DATA LISTING
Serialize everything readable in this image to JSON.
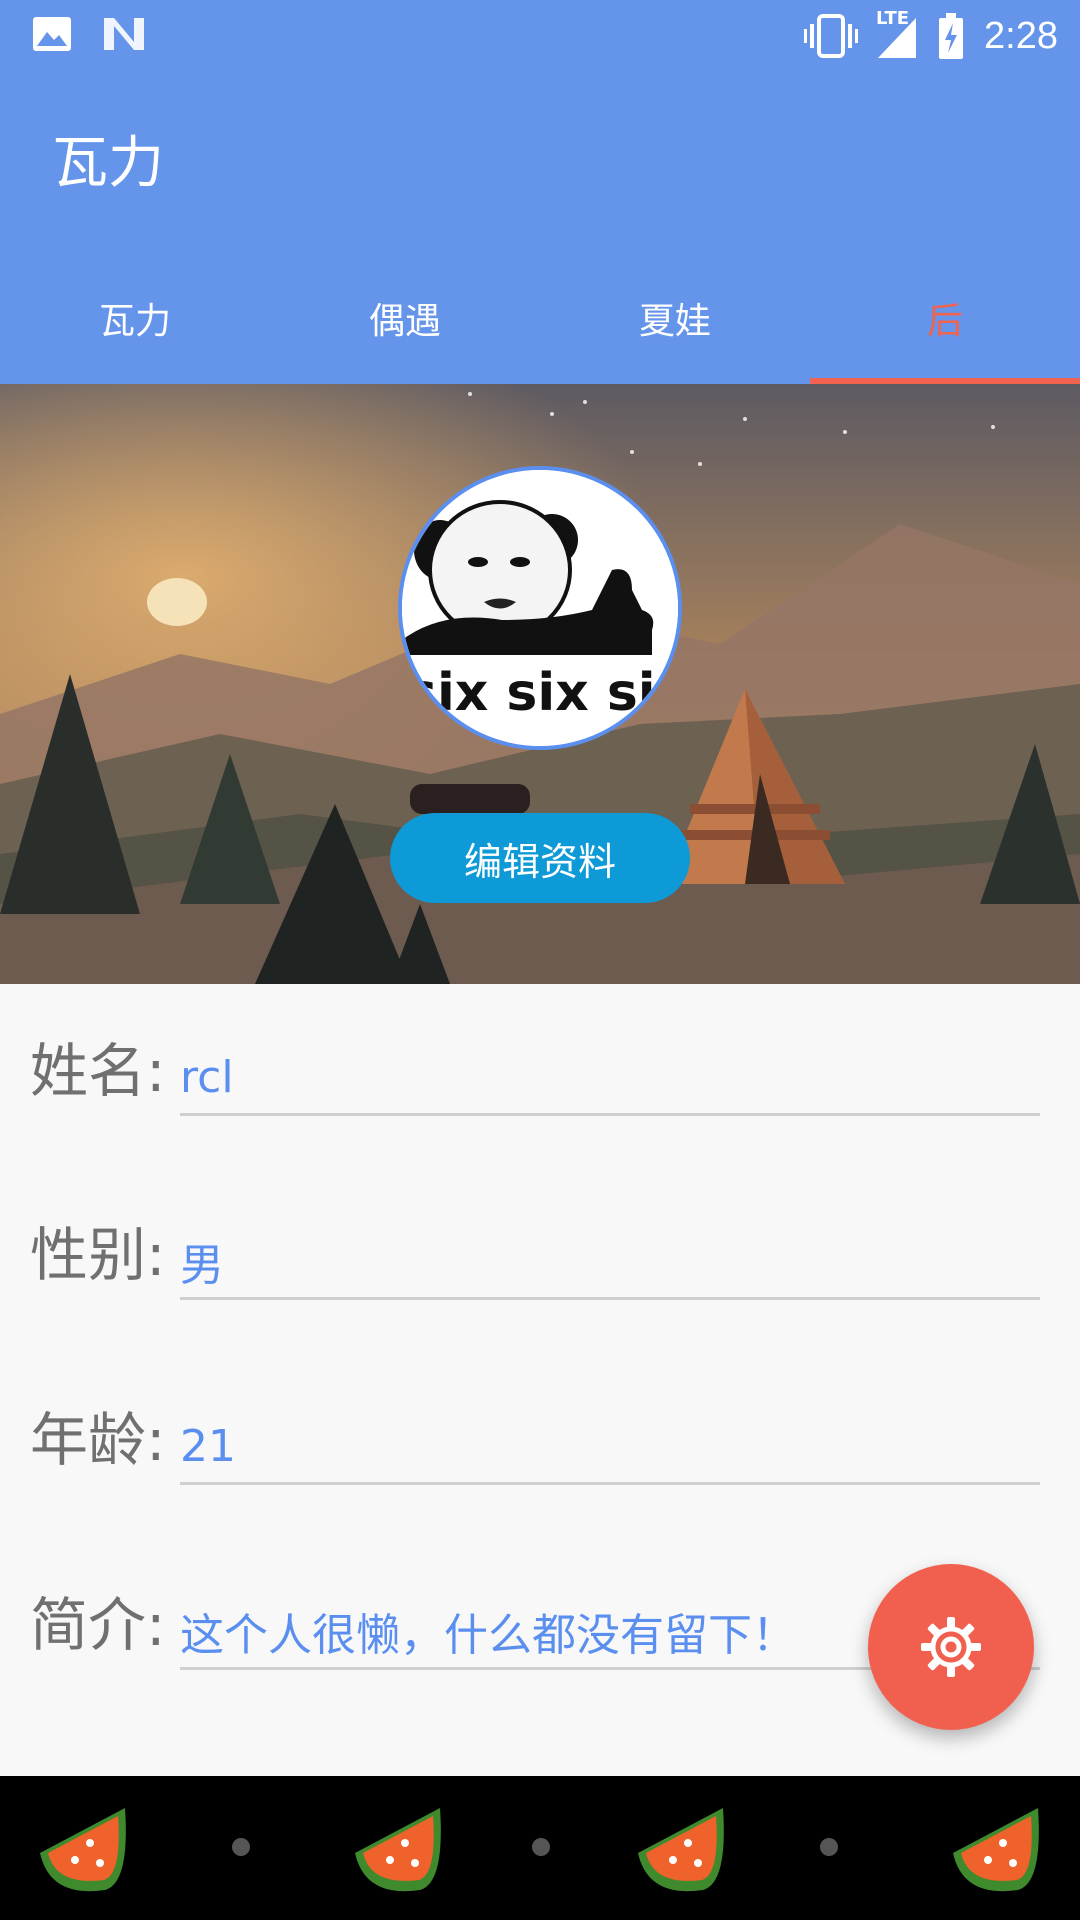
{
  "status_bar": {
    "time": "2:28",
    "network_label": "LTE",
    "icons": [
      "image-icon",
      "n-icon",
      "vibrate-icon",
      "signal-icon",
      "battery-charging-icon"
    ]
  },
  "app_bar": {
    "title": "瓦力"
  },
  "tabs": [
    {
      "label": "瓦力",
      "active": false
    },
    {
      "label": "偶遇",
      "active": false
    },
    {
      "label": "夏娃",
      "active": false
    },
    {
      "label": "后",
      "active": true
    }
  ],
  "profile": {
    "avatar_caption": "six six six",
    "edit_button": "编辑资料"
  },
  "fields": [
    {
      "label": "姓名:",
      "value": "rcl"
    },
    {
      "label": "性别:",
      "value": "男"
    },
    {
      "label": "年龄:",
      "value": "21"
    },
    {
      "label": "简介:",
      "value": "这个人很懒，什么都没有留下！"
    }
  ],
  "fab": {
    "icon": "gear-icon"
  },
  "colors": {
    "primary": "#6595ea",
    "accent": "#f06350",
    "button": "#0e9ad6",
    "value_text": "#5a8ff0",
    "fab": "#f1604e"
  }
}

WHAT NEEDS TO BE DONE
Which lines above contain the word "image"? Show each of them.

SOLUTION TO THIS PROBLEM
Serialize everything readable in this image to JSON.
      "image-icon",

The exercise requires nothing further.